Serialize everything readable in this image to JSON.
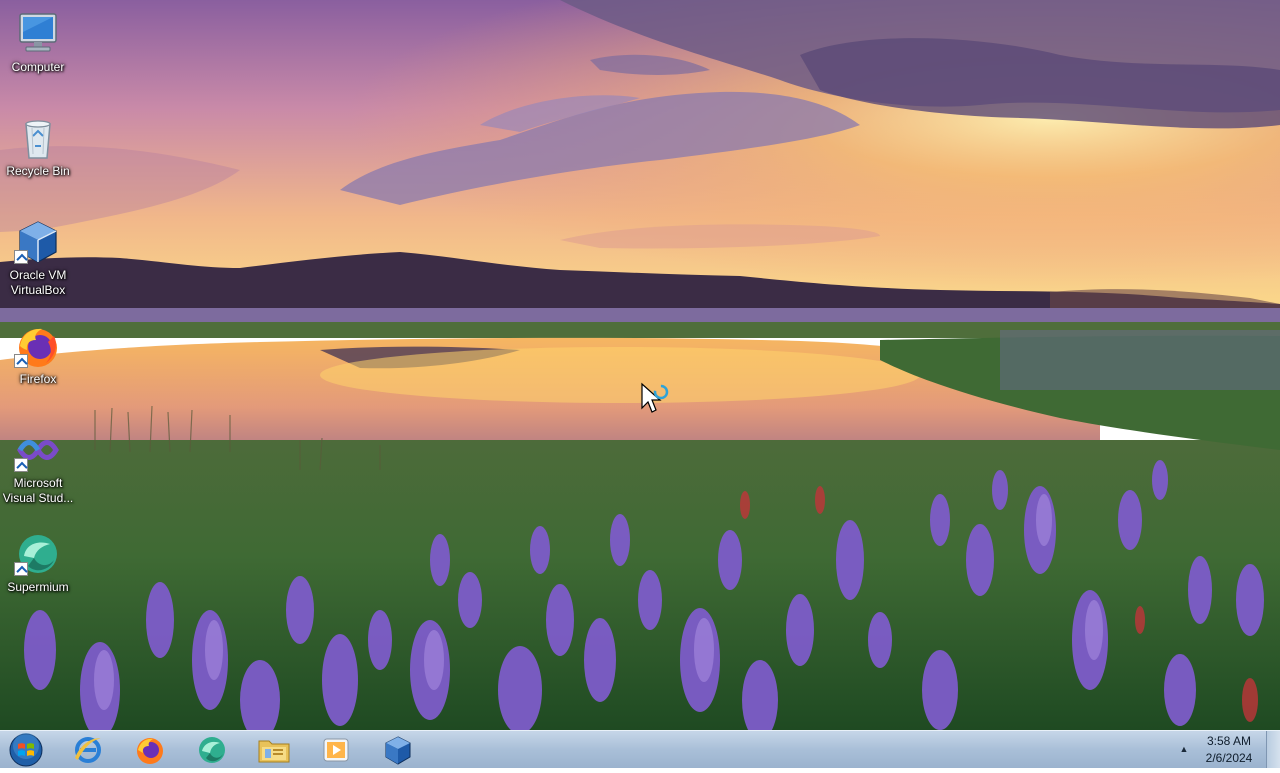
{
  "desktop": {
    "icons": [
      {
        "label": "Computer",
        "icon": "computer-icon",
        "shortcut": false
      },
      {
        "label": "Recycle Bin",
        "icon": "recycle-bin-icon",
        "shortcut": false
      },
      {
        "label": "Oracle VM VirtualBox",
        "icon": "virtualbox-icon",
        "shortcut": true
      },
      {
        "label": "Firefox",
        "icon": "firefox-icon",
        "shortcut": true
      },
      {
        "label": "Microsoft Visual Stud...",
        "icon": "visual-studio-icon",
        "shortcut": true
      },
      {
        "label": "Supermium",
        "icon": "supermium-icon",
        "shortcut": true
      }
    ]
  },
  "taskbar": {
    "start": {
      "icon": "windows-start-orb-icon"
    },
    "pinned": [
      {
        "icon": "internet-explorer-icon"
      },
      {
        "icon": "firefox-icon"
      },
      {
        "icon": "supermium-icon"
      },
      {
        "icon": "file-explorer-icon"
      },
      {
        "icon": "media-player-icon"
      },
      {
        "icon": "virtualbox-icon"
      }
    ],
    "tray": {
      "overflow_arrow": "▲",
      "time": "3:58 AM",
      "date": "2/6/2024"
    }
  },
  "colors": {
    "taskbar_top": "#c6d6e8",
    "taskbar_bottom": "#9bb3ce",
    "clock_text": "#0f1d2c"
  }
}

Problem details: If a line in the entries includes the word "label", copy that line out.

Response area:
        "label": "Computer",
        "label": "Recycle Bin",
        "label": "Oracle VM VirtualBox",
        "label": "Firefox",
        "label": "Microsoft Visual Stud...",
        "label": "Supermium",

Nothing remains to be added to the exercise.